* Task directions:
Check each line of the material. Copy those containing "earth".

* Entries supplied:
☆ ☆ ☆

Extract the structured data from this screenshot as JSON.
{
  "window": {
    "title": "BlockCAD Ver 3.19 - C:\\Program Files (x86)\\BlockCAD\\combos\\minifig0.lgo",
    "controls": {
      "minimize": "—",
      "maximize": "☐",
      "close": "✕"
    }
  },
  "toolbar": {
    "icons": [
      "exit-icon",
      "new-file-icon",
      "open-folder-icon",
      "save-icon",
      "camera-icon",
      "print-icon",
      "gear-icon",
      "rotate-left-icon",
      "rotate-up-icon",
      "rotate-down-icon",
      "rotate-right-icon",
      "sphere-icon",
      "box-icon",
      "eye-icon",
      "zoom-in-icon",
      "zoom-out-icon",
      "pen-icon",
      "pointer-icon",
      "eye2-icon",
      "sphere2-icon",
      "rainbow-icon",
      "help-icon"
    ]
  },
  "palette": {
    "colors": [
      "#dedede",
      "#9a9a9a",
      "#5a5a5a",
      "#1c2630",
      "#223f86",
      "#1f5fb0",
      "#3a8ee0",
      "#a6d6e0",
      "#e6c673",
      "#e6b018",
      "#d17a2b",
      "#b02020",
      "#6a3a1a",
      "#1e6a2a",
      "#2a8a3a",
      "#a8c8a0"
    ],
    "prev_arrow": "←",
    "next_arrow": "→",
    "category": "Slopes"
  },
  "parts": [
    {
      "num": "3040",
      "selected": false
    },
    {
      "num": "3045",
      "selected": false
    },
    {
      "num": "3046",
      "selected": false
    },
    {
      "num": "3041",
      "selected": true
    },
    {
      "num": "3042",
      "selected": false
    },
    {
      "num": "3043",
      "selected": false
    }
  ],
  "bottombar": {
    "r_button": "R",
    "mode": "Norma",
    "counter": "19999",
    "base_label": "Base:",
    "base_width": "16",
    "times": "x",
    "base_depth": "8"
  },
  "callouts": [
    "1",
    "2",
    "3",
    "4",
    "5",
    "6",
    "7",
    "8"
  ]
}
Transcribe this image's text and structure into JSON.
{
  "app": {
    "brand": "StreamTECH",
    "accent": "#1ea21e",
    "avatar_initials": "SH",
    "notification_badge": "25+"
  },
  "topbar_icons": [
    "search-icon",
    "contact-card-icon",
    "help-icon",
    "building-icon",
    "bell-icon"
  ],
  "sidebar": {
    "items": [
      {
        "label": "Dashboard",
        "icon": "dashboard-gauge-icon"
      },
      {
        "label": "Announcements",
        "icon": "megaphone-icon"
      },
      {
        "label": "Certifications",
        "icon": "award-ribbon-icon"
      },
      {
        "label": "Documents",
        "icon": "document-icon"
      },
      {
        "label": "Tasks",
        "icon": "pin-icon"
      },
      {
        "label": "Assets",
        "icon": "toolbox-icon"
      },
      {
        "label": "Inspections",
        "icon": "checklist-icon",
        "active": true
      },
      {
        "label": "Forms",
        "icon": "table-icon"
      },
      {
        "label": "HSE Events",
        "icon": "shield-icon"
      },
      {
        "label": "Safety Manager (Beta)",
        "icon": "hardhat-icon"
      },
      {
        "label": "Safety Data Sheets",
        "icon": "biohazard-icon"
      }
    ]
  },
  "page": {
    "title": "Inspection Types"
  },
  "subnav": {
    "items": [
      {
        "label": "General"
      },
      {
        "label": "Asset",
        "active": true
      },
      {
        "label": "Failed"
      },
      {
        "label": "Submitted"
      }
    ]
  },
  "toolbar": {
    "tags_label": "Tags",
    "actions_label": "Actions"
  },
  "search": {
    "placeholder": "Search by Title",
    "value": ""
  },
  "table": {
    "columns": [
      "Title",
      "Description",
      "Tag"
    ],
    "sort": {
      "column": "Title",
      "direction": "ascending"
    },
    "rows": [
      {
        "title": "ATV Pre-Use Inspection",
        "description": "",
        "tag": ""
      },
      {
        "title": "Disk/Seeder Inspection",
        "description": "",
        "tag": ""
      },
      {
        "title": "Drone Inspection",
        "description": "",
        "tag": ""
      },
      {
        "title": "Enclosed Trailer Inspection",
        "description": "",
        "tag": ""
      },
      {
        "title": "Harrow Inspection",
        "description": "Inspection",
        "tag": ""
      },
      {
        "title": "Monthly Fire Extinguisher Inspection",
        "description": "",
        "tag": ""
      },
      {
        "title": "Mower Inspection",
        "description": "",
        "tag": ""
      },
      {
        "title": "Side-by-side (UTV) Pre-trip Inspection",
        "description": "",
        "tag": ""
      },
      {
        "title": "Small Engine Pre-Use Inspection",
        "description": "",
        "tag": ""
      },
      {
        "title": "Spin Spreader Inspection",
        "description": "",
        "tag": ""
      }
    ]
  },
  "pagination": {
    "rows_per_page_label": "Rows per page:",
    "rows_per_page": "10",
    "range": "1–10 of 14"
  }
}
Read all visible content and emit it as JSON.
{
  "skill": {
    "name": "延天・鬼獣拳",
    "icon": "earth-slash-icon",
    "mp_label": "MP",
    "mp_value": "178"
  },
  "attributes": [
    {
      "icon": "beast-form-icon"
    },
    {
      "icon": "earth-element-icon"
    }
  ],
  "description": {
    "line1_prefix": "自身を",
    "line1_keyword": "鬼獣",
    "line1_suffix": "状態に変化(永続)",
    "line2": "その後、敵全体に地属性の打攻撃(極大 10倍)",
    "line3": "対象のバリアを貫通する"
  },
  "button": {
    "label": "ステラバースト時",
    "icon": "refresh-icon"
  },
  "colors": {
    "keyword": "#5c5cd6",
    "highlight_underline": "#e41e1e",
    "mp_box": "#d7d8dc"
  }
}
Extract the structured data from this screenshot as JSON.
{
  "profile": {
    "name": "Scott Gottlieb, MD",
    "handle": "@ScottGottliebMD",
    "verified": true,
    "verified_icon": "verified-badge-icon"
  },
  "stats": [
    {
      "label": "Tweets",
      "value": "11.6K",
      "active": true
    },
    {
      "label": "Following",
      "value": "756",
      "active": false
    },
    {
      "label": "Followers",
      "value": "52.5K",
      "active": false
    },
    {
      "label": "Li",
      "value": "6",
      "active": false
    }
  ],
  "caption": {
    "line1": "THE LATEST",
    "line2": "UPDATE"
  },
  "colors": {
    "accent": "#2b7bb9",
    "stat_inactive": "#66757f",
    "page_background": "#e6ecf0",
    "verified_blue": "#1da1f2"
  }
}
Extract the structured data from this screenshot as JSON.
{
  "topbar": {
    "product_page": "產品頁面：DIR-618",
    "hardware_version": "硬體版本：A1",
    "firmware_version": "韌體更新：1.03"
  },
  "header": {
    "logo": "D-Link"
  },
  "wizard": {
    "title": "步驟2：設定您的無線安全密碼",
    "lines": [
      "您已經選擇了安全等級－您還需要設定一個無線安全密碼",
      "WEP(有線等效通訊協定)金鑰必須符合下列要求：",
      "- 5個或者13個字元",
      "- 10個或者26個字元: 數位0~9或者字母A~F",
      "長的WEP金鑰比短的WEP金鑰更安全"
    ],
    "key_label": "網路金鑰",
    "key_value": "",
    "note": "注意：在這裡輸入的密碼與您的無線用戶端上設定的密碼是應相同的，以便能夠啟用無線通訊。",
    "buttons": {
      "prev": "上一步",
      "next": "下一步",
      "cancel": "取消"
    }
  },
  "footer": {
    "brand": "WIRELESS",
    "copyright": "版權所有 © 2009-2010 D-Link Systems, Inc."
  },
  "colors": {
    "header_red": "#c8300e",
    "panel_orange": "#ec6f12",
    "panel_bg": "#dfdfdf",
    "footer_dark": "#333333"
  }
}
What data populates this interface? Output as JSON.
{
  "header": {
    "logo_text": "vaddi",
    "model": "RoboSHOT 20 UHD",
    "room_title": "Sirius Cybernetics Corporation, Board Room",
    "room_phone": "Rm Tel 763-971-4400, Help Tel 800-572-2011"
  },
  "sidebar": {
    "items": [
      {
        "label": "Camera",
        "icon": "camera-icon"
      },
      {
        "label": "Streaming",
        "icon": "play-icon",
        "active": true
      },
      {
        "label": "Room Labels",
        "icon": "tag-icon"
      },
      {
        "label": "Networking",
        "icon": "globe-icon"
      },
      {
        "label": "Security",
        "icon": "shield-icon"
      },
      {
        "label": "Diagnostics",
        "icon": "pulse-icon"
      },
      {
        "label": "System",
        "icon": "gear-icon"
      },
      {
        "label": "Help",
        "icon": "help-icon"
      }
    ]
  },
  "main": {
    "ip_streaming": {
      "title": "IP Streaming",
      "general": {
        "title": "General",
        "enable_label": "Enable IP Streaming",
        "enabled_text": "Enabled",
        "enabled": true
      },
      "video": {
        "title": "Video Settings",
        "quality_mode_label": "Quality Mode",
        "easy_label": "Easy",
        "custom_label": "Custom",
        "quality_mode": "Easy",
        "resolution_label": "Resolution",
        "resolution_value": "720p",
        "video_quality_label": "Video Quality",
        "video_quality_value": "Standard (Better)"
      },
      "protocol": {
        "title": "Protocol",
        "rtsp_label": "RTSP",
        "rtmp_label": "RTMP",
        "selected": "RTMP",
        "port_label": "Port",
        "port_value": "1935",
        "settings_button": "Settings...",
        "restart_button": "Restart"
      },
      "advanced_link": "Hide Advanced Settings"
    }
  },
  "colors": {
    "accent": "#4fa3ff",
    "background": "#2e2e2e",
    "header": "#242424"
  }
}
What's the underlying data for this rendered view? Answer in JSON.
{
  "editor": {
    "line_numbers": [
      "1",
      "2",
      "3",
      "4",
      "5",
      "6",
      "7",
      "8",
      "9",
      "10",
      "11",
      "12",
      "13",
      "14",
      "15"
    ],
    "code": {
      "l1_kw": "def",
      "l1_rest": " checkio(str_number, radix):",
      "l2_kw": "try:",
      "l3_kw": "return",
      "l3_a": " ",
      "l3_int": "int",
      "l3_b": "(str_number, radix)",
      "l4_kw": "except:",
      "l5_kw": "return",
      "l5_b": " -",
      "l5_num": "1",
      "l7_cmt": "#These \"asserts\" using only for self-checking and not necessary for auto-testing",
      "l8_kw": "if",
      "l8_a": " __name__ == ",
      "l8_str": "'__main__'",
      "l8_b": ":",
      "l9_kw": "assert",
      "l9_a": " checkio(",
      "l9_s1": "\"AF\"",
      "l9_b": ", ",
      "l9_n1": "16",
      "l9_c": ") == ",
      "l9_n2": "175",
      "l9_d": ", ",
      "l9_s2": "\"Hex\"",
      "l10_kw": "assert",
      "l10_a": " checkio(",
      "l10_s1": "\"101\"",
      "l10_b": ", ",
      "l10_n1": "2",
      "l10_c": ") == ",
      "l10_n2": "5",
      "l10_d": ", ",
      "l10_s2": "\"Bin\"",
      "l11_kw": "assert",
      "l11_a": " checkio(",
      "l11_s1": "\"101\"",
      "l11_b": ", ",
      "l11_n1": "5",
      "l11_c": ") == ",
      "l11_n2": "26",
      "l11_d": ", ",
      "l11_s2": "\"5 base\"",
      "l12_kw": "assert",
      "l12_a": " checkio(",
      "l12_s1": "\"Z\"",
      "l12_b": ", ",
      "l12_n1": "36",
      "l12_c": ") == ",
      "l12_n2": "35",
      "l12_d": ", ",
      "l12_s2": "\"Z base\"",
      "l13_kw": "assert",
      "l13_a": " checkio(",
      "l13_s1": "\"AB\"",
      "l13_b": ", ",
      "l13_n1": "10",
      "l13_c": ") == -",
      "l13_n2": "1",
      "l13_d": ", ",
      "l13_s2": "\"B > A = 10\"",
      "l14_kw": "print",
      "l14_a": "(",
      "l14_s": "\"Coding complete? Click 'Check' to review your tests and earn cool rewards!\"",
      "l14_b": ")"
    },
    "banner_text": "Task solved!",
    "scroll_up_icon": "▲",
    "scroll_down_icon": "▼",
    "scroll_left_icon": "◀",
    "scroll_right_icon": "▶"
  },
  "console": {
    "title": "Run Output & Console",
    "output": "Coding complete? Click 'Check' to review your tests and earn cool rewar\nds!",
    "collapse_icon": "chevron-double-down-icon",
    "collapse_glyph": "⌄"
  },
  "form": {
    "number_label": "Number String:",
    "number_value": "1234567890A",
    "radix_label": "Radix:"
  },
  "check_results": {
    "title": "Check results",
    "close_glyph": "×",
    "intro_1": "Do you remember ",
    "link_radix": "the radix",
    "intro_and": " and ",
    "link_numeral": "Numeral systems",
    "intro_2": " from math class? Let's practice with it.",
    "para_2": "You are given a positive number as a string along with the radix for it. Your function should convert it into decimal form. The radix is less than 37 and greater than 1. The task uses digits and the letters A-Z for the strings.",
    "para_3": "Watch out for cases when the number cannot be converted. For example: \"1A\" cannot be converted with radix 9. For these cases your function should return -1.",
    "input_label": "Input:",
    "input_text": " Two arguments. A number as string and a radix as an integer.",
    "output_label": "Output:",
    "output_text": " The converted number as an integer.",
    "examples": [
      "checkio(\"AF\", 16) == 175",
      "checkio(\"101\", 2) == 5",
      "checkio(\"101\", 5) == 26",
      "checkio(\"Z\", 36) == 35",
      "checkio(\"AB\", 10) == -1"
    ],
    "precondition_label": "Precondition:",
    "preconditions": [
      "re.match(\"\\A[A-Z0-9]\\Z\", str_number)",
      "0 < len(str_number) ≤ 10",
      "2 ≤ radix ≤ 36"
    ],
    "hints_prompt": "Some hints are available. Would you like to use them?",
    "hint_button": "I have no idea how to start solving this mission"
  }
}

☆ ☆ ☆

* Answer to this exercise:
    "icon": "earth-slash-icon",
      "icon": "earth-element-icon"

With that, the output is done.